In Zurcher v. Stanford Daily, 436 U.S. 547 (1978), the U.S. Supreme Court held that it is reasonable under the Fourth Amendment for a court to issue a search warrant for the premises of an innocent third party when the police have probable cause to believe there is evidence of criminal activity on the premises and that the First Amendment’s freedom of the press does not bar the execution of such a search warrant if the innocent third party is the press.
Police searched newsroom for photographs to identify suspects
On Friday, April 9, 1971, officers of the Palo Alto Police Department and the Santa Clara County Sheriff’s Department responded to a call from the director of the Stanford University Hospital requesting the removal of several demonstrators who had seized control of the hospital’s offices. Several officers were injured while attempting to interrupt the unlawful demonstration at the hospital.
The next day, the Stanford Daily, a student newspaper, printed several photographs of the violent confrontation. The district attorney’s office then obtained a warrant to search the publication’s offices for the originals of these photos and any related photos the newspaper might have. The police were seeking the photographs to aid in identifying the people who had assaulted the police officers at the hospital. The search warrant did not allege that any members of the Stanford Daily were suspects, and a search of the newsroom failed to turn up any evidence beyond the originals of the published photos. The paper filed suit against the police, alleging that the search warrant violated both the First and Fourth Amendments.
Supreme Court said press has no special protection from valid search warrants
The Supreme Court, in a 5-3 opinion authored by Justice Byron R.White, held that searches of the property of innocent third parties, including the press, are permissible, so long as police have probable cause to believe there is evidence of criminal activity on the premises. The press enjoys no special protection from the execution of valid search warrants. The Court noted that while the First Amendment bars governmental interference with the freedom of the press, it does not expressly prohibit search warrants where the press is involved. The requirements of “probable cause” and “reasonableness” afford adequate protection of the rights of the press.
This article was originally published in 2009. Craig Hemmens, JD, PhD, is a Professor in the Department of Criminal Justice and Criminology at Washington State University.
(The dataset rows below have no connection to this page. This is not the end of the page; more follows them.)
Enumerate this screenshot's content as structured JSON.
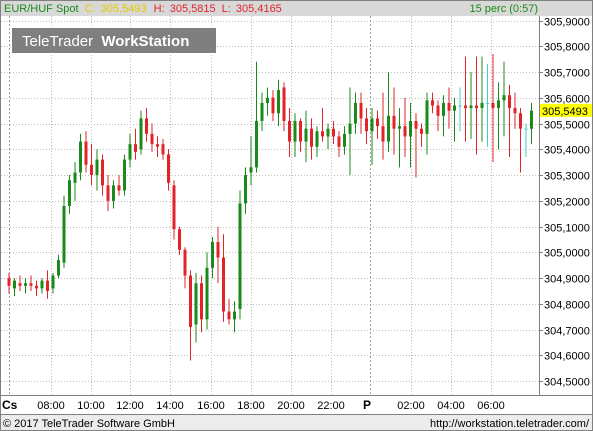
{
  "header": {
    "symbol": "EUR/HUF Spot",
    "close_label": "C:",
    "close_value": "305,5493",
    "high_label": "H:",
    "high_value": "305,5815",
    "low_label": "L:",
    "low_value": "305,4165",
    "interval": "15 perc (0:57)"
  },
  "watermark": {
    "brand_light": "TeleTrader",
    "brand_bold": "WorkStation"
  },
  "price_marker": "305,5493",
  "footer": {
    "copyright": "© 2017  TeleTrader Software GmbH",
    "url": "http://workstation.teletrader.com/"
  },
  "colors": {
    "up": "#1a8a1a",
    "down": "#e0242a",
    "doji": "#4dc8c8",
    "marker_bg": "#ffff00",
    "header_bg": "#d8d8d8",
    "grid": "#bdbdbd"
  },
  "chart_data": {
    "type": "candlestick",
    "ylim": [
      304.45,
      305.96
    ],
    "yticks": [
      "305,9000",
      "305,8000",
      "305,7000",
      "305,6000",
      "305,5000",
      "305,4000",
      "305,3000",
      "305,2000",
      "305,1000",
      "305,0000",
      "304,9000",
      "304,8000",
      "304,7000",
      "304,6000",
      "304,5000"
    ],
    "xticks": [
      {
        "label": "Cs",
        "bold": true
      },
      {
        "label": "08:00"
      },
      {
        "label": "10:00"
      },
      {
        "label": "12:00"
      },
      {
        "label": "14:00"
      },
      {
        "label": "16:00"
      },
      {
        "label": "18:00"
      },
      {
        "label": "20:00"
      },
      {
        "label": "22:00"
      },
      {
        "label": "P",
        "bold": true
      },
      {
        "label": "02:00"
      },
      {
        "label": "04:00"
      },
      {
        "label": "06:00"
      }
    ],
    "close": 305.5493,
    "candles": [
      {
        "o": 304.9,
        "h": 304.92,
        "l": 304.84,
        "c": 304.87
      },
      {
        "o": 304.86,
        "h": 304.9,
        "l": 304.83,
        "c": 304.89
      },
      {
        "o": 304.88,
        "h": 304.91,
        "l": 304.85,
        "c": 304.87
      },
      {
        "o": 304.87,
        "h": 304.9,
        "l": 304.84,
        "c": 304.88
      },
      {
        "o": 304.88,
        "h": 304.91,
        "l": 304.85,
        "c": 304.87
      },
      {
        "o": 304.87,
        "h": 304.89,
        "l": 304.83,
        "c": 304.86
      },
      {
        "o": 304.86,
        "h": 304.9,
        "l": 304.84,
        "c": 304.89
      },
      {
        "o": 304.89,
        "h": 304.93,
        "l": 304.82,
        "c": 304.85
      },
      {
        "o": 304.86,
        "h": 304.92,
        "l": 304.84,
        "c": 304.91
      },
      {
        "o": 304.91,
        "h": 304.99,
        "l": 304.9,
        "c": 304.97
      },
      {
        "o": 304.96,
        "h": 305.22,
        "l": 304.94,
        "c": 305.18
      },
      {
        "o": 305.18,
        "h": 305.3,
        "l": 305.15,
        "c": 305.28
      },
      {
        "o": 305.27,
        "h": 305.35,
        "l": 305.2,
        "c": 305.31
      },
      {
        "o": 305.31,
        "h": 305.46,
        "l": 305.28,
        "c": 305.43
      },
      {
        "o": 305.43,
        "h": 305.47,
        "l": 305.31,
        "c": 305.34
      },
      {
        "o": 305.34,
        "h": 305.42,
        "l": 305.26,
        "c": 305.3
      },
      {
        "o": 305.3,
        "h": 305.4,
        "l": 305.24,
        "c": 305.36
      },
      {
        "o": 305.36,
        "h": 305.38,
        "l": 305.22,
        "c": 305.26
      },
      {
        "o": 305.26,
        "h": 305.3,
        "l": 305.16,
        "c": 305.2
      },
      {
        "o": 305.2,
        "h": 305.28,
        "l": 305.17,
        "c": 305.26
      },
      {
        "o": 305.26,
        "h": 305.3,
        "l": 305.22,
        "c": 305.24
      },
      {
        "o": 305.24,
        "h": 305.38,
        "l": 305.22,
        "c": 305.36
      },
      {
        "o": 305.36,
        "h": 305.46,
        "l": 305.33,
        "c": 305.42
      },
      {
        "o": 305.42,
        "h": 305.48,
        "l": 305.36,
        "c": 305.39
      },
      {
        "o": 305.4,
        "h": 305.55,
        "l": 305.38,
        "c": 305.52
      },
      {
        "o": 305.52,
        "h": 305.56,
        "l": 305.43,
        "c": 305.46
      },
      {
        "o": 305.46,
        "h": 305.5,
        "l": 305.39,
        "c": 305.42
      },
      {
        "o": 305.42,
        "h": 305.45,
        "l": 305.37,
        "c": 305.41
      },
      {
        "o": 305.42,
        "h": 305.44,
        "l": 305.36,
        "c": 305.38
      },
      {
        "o": 305.38,
        "h": 305.4,
        "l": 305.24,
        "c": 305.27
      },
      {
        "o": 305.26,
        "h": 305.28,
        "l": 305.05,
        "c": 305.09
      },
      {
        "o": 305.09,
        "h": 305.1,
        "l": 304.99,
        "c": 305.01
      },
      {
        "o": 305.01,
        "h": 305.02,
        "l": 304.86,
        "c": 304.91
      },
      {
        "o": 304.91,
        "h": 304.93,
        "l": 304.58,
        "c": 304.71
      },
      {
        "o": 304.72,
        "h": 304.92,
        "l": 304.65,
        "c": 304.88
      },
      {
        "o": 304.88,
        "h": 304.91,
        "l": 304.69,
        "c": 304.74
      },
      {
        "o": 304.74,
        "h": 305.0,
        "l": 304.7,
        "c": 304.94
      },
      {
        "o": 304.94,
        "h": 305.06,
        "l": 304.9,
        "c": 305.04
      },
      {
        "o": 305.04,
        "h": 305.1,
        "l": 304.88,
        "c": 304.98
      },
      {
        "o": 304.98,
        "h": 305.07,
        "l": 304.73,
        "c": 304.77
      },
      {
        "o": 304.77,
        "h": 304.82,
        "l": 304.72,
        "c": 304.74
      },
      {
        "o": 304.74,
        "h": 304.81,
        "l": 304.69,
        "c": 304.77
      },
      {
        "o": 304.78,
        "h": 305.24,
        "l": 304.74,
        "c": 305.19
      },
      {
        "o": 305.19,
        "h": 305.33,
        "l": 305.15,
        "c": 305.3
      },
      {
        "o": 305.31,
        "h": 305.45,
        "l": 305.26,
        "c": 305.33
      },
      {
        "o": 305.33,
        "h": 305.74,
        "l": 305.31,
        "c": 305.51
      },
      {
        "o": 305.51,
        "h": 305.62,
        "l": 305.47,
        "c": 305.58
      },
      {
        "o": 305.58,
        "h": 305.64,
        "l": 305.53,
        "c": 305.6
      },
      {
        "o": 305.6,
        "h": 305.63,
        "l": 305.51,
        "c": 305.54
      },
      {
        "o": 305.54,
        "h": 305.67,
        "l": 305.49,
        "c": 305.63
      },
      {
        "o": 305.64,
        "h": 305.66,
        "l": 305.47,
        "c": 305.51
      },
      {
        "o": 305.51,
        "h": 305.56,
        "l": 305.37,
        "c": 305.43
      },
      {
        "o": 305.43,
        "h": 305.54,
        "l": 305.37,
        "c": 305.51
      },
      {
        "o": 305.51,
        "h": 305.52,
        "l": 305.39,
        "c": 305.43
      },
      {
        "o": 305.43,
        "h": 305.55,
        "l": 305.35,
        "c": 305.48
      },
      {
        "o": 305.48,
        "h": 305.52,
        "l": 305.36,
        "c": 305.41
      },
      {
        "o": 305.41,
        "h": 305.49,
        "l": 305.37,
        "c": 305.47
      },
      {
        "o": 305.47,
        "h": 305.56,
        "l": 305.43,
        "c": 305.45
      },
      {
        "o": 305.45,
        "h": 305.5,
        "l": 305.4,
        "c": 305.48
      },
      {
        "o": 305.48,
        "h": 305.51,
        "l": 305.42,
        "c": 305.45
      },
      {
        "o": 305.45,
        "h": 305.47,
        "l": 305.37,
        "c": 305.41
      },
      {
        "o": 305.41,
        "h": 305.49,
        "l": 305.38,
        "c": 305.46
      },
      {
        "o": 305.46,
        "h": 305.64,
        "l": 305.3,
        "c": 305.5
      },
      {
        "o": 305.5,
        "h": 305.62,
        "l": 305.46,
        "c": 305.58
      },
      {
        "o": 305.58,
        "h": 305.62,
        "l": 305.46,
        "c": 305.52
      },
      {
        "o": 305.52,
        "h": 305.56,
        "l": 305.42,
        "c": 305.47
      },
      {
        "o": 305.47,
        "h": 305.56,
        "l": 305.34,
        "c": 305.52
      },
      {
        "o": 305.52,
        "h": 305.55,
        "l": 305.44,
        "c": 305.49
      },
      {
        "o": 305.49,
        "h": 305.62,
        "l": 305.36,
        "c": 305.43
      },
      {
        "o": 305.43,
        "h": 305.7,
        "l": 305.39,
        "c": 305.53
      },
      {
        "o": 305.53,
        "h": 305.64,
        "l": 305.38,
        "c": 305.48
      },
      {
        "o": 305.48,
        "h": 305.56,
        "l": 305.33,
        "c": 305.49
      },
      {
        "o": 305.49,
        "h": 305.6,
        "l": 305.37,
        "c": 305.45
      },
      {
        "o": 305.45,
        "h": 305.58,
        "l": 305.33,
        "c": 305.51
      },
      {
        "o": 305.51,
        "h": 305.54,
        "l": 305.29,
        "c": 305.48
      },
      {
        "o": 305.48,
        "h": 305.5,
        "l": 305.41,
        "c": 305.46
      },
      {
        "o": 305.46,
        "h": 305.62,
        "l": 305.38,
        "c": 305.59
      },
      {
        "o": 305.59,
        "h": 305.62,
        "l": 305.54,
        "c": 305.57
      },
      {
        "o": 305.57,
        "h": 305.59,
        "l": 305.47,
        "c": 305.53
      },
      {
        "o": 305.53,
        "h": 305.61,
        "l": 305.45,
        "c": 305.58
      },
      {
        "o": 305.58,
        "h": 305.64,
        "l": 305.48,
        "c": 305.55
      },
      {
        "o": 305.55,
        "h": 305.6,
        "l": 305.43,
        "c": 305.57
      },
      {
        "o": 305.57,
        "h": 305.64,
        "l": 305.47,
        "c": 305.57
      },
      {
        "o": 305.57,
        "h": 305.76,
        "l": 305.43,
        "c": 305.56
      },
      {
        "o": 305.56,
        "h": 305.7,
        "l": 305.44,
        "c": 305.57
      },
      {
        "o": 305.57,
        "h": 305.76,
        "l": 305.38,
        "c": 305.56
      },
      {
        "o": 305.56,
        "h": 305.76,
        "l": 305.43,
        "c": 305.58
      },
      {
        "o": 305.58,
        "h": 305.73,
        "l": 305.41,
        "c": 305.58
      },
      {
        "o": 305.58,
        "h": 305.77,
        "l": 305.35,
        "c": 305.56
      },
      {
        "o": 305.56,
        "h": 305.66,
        "l": 305.4,
        "c": 305.59
      },
      {
        "o": 305.59,
        "h": 305.74,
        "l": 305.45,
        "c": 305.61
      },
      {
        "o": 305.61,
        "h": 305.65,
        "l": 305.37,
        "c": 305.56
      },
      {
        "o": 305.56,
        "h": 305.62,
        "l": 305.48,
        "c": 305.54
      },
      {
        "o": 305.54,
        "h": 305.56,
        "l": 305.31,
        "c": 305.48
      },
      {
        "o": 305.48,
        "h": 305.5,
        "l": 305.37,
        "c": 305.48
      },
      {
        "o": 305.48,
        "h": 305.58,
        "l": 305.42,
        "c": 305.55
      }
    ]
  }
}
He has published 20 books and over 200 articles and other writings, primarily focusing on legal issues in criminal justice.